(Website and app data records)
____

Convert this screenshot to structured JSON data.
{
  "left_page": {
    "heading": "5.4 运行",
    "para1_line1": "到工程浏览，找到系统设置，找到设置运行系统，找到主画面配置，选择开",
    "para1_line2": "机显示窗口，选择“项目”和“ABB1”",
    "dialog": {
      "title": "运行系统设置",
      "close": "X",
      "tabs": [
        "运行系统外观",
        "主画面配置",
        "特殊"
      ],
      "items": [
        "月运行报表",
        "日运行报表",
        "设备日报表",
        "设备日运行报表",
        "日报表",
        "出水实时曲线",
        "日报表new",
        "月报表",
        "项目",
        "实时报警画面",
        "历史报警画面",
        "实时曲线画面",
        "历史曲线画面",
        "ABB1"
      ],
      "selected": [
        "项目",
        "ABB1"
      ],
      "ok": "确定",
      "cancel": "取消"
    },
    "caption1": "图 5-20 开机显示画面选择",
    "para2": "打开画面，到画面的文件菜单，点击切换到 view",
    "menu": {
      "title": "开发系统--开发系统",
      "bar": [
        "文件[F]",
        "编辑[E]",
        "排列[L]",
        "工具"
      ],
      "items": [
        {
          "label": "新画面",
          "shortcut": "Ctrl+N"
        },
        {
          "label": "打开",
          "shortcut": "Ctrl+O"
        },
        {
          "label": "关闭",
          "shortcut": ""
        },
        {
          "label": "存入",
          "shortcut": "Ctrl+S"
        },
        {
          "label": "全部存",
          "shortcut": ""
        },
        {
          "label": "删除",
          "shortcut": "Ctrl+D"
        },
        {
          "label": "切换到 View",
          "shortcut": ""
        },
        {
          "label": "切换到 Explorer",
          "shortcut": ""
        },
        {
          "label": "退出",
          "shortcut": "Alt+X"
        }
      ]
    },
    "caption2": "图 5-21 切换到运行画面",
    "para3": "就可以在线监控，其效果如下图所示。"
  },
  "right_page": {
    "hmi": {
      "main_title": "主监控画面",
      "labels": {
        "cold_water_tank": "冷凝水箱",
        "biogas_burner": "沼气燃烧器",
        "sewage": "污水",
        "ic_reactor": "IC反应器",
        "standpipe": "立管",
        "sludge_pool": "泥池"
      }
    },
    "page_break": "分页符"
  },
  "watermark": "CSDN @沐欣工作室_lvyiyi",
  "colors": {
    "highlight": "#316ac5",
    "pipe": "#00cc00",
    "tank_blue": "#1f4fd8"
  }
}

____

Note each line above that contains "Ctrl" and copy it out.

### OUTPUT
          "shortcut": "Ctrl+N"
          "shortcut": "Ctrl+O"
          "shortcut": "Ctrl+S"
          "shortcut": "Ctrl+D"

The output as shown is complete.